* **What the task asks**
Which of the lines below holds the string "TimestampableEntity"? Copy every line that does.

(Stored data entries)
◇ ◇ ◇ ◇ ◇
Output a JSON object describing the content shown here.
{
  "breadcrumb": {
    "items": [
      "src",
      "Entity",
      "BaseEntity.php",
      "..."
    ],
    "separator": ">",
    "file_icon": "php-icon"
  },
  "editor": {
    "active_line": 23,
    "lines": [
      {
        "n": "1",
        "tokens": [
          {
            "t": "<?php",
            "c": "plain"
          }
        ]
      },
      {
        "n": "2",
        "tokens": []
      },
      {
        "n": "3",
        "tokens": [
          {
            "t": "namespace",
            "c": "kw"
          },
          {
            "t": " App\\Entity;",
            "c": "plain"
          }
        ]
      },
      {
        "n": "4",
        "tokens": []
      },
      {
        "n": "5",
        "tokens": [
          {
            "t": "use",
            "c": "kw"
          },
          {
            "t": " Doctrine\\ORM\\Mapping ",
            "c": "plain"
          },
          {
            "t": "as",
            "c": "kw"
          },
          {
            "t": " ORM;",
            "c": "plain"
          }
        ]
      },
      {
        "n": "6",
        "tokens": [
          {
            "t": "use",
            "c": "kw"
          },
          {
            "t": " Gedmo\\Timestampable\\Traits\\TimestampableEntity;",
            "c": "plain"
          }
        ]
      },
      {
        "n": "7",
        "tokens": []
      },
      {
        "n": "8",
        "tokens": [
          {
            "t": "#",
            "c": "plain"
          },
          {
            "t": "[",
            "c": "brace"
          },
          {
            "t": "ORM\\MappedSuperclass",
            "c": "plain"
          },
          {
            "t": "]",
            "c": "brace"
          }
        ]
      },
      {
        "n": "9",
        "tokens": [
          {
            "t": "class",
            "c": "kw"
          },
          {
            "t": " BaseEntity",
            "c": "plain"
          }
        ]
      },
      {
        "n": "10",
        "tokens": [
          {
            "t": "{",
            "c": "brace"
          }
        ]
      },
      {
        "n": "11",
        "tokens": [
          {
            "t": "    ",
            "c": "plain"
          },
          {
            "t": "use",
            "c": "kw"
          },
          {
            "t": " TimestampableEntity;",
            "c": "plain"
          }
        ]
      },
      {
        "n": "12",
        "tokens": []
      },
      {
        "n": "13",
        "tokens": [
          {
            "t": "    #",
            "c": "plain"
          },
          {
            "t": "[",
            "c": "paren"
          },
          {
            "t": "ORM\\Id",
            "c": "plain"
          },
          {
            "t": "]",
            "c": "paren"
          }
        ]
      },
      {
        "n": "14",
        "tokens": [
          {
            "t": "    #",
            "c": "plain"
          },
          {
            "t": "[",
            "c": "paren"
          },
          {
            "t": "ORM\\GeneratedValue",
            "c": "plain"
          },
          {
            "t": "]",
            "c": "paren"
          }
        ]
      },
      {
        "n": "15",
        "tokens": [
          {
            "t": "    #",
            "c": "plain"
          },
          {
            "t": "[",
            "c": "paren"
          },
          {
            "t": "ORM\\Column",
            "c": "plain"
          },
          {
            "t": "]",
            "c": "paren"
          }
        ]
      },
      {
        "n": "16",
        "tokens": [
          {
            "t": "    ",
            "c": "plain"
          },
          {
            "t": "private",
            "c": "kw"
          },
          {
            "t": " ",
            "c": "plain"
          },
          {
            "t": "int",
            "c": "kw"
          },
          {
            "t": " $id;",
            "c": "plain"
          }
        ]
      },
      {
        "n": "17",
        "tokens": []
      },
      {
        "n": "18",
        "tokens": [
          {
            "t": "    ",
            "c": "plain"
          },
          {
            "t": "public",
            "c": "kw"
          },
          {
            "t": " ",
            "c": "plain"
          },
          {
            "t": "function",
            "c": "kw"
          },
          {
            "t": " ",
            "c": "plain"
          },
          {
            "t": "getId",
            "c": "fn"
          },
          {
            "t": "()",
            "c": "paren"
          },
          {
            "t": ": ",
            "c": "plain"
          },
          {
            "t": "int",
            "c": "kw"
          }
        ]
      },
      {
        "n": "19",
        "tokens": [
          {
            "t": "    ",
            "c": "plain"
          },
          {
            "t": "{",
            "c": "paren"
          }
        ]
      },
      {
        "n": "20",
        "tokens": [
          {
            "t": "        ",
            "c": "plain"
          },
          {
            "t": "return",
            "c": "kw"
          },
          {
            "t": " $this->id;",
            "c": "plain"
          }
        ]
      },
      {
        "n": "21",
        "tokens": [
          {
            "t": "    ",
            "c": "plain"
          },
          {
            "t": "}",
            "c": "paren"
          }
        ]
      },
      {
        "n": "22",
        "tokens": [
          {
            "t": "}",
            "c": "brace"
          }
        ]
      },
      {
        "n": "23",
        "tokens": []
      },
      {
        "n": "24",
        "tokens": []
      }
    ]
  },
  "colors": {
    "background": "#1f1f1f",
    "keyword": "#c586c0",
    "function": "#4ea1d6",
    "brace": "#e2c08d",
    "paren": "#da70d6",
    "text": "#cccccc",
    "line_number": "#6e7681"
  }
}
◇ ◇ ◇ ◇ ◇
* **Exercise output**
            "t": " Gedmo\\Timestampable\\Traits\\TimestampableEntity;",
            "t": " TimestampableEntity;",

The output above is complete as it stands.